#### WORKING DATA
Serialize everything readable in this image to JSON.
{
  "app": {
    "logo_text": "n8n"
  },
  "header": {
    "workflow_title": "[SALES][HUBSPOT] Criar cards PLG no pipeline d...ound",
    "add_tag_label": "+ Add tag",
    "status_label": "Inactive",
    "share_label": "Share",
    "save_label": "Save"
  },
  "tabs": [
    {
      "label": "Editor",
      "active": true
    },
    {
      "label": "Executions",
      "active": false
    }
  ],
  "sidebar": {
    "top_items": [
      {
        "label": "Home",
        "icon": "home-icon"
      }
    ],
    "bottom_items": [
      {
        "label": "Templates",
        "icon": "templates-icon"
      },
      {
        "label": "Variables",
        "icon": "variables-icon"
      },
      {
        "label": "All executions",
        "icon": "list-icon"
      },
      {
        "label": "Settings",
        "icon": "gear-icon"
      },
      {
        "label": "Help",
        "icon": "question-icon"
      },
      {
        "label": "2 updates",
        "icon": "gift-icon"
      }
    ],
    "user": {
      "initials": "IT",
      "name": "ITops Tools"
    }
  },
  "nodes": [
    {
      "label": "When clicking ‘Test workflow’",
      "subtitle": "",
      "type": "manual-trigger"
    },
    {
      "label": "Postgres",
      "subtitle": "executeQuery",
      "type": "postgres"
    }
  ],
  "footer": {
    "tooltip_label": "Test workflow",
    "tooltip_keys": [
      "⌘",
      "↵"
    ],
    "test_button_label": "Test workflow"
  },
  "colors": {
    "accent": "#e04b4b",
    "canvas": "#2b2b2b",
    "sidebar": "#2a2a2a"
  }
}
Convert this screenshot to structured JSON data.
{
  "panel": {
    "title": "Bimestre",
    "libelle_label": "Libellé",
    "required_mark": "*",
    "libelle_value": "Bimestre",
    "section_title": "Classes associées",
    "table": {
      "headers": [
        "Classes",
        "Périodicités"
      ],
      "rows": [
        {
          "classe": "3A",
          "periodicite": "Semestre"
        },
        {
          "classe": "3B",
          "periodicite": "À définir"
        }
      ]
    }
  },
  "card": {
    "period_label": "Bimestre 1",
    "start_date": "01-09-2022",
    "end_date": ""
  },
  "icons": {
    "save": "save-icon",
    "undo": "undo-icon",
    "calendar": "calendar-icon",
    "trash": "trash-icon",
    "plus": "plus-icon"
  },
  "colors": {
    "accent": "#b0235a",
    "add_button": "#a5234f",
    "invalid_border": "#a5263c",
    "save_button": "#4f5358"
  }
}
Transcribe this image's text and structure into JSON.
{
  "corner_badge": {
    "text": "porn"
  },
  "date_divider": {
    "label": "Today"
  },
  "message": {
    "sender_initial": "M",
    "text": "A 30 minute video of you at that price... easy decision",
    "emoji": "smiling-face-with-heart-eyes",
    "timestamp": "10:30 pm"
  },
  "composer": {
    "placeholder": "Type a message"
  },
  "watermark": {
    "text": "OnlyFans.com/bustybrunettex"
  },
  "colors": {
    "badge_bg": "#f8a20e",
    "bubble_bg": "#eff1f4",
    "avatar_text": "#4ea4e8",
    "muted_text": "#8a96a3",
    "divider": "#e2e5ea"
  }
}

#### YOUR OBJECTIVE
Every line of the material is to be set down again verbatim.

#### TASK ANSWER
Serialize everything readable in this image to JSON.
{
  "app": {
    "logo_text": "n8n"
  },
  "header": {
    "workflow_title": "[SALES][HUBSPOT] Criar cards PLG no pipeline d...ound",
    "add_tag_label": "+ Add tag",
    "status_label": "Inactive",
    "share_label": "Share",
    "save_label": "Save"
  },
  "tabs": [
    {
      "label": "Editor",
      "active": true
    },
    {
      "label": "Executions",
      "active": false
    }
  ],
  "sidebar": {
    "top_items": [
      {
        "label": "Home",
        "icon": "home-icon"
      }
    ],
    "bottom_items": [
      {
        "label": "Templates",
        "icon": "templates-icon"
      },
      {
        "label": "Variables",
        "icon": "variables-icon"
      },
      {
        "label": "All executions",
        "icon": "list-icon"
      },
      {
        "label": "Settings",
        "icon": "gear-icon"
      },
      {
        "label": "Help",
        "icon": "question-icon"
      },
      {
        "label": "2 updates",
        "icon": "gift-icon"
      }
    ],
    "user": {
      "initials": "IT",
      "name": "ITops Tools"
    }
  },
  "nodes": [
    {
      "label": "When clicking ‘Test workflow’",
      "subtitle": "",
      "type": "manual-trigger"
    },
    {
      "label": "Postgres",
      "subtitle": "executeQuery",
      "type": "postgres"
    }
  ],
  "footer": {
    "tooltip_label": "Test workflow",
    "tooltip_keys": [
      "⌘",
      "↵"
    ],
    "test_button_label": "Test workflow"
  },
  "colors": {
    "accent": "#e04b4b",
    "canvas": "#2b2b2b",
    "sidebar": "#2a2a2a"
  }
}
Convert this screenshot to structured JSON data.
{
  "panel": {
    "title": "Bimestre",
    "libelle_label": "Libellé",
    "required_mark": "*",
    "libelle_value": "Bimestre",
    "section_title": "Classes associées",
    "table": {
      "headers": [
        "Classes",
        "Périodicités"
      ],
      "rows": [
        {
          "classe": "3A",
          "periodicite": "Semestre"
        },
        {
          "classe": "3B",
          "periodicite": "À définir"
        }
      ]
    }
  },
  "card": {
    "period_label": "Bimestre 1",
    "start_date": "01-09-2022",
    "end_date": ""
  },
  "icons": {
    "save": "save-icon",
    "undo": "undo-icon",
    "calendar": "calendar-icon",
    "trash": "trash-icon",
    "plus": "plus-icon"
  },
  "colors": {
    "accent": "#b0235a",
    "add_button": "#a5234f",
    "invalid_border": "#a5263c",
    "save_button": "#4f5358"
  }
}
Transcribe this image's text and structure into JSON.
{
  "corner_badge": {
    "text": "porn"
  },
  "date_divider": {
    "label": "Today"
  },
  "message": {
    "sender_initial": "M",
    "text": "A 30 minute video of you at that price... easy decision",
    "emoji": "smiling-face-with-heart-eyes",
    "timestamp": "10:30 pm"
  },
  "composer": {
    "placeholder": "Type a message"
  },
  "watermark": {
    "text": "OnlyFans.com/bustybrunettex"
  },
  "colors": {
    "badge_bg": "#f8a20e",
    "bubble_bg": "#eff1f4",
    "avatar_text": "#4ea4e8",
    "muted_text": "#8a96a3",
    "divider": "#e2e5ea"
  }
}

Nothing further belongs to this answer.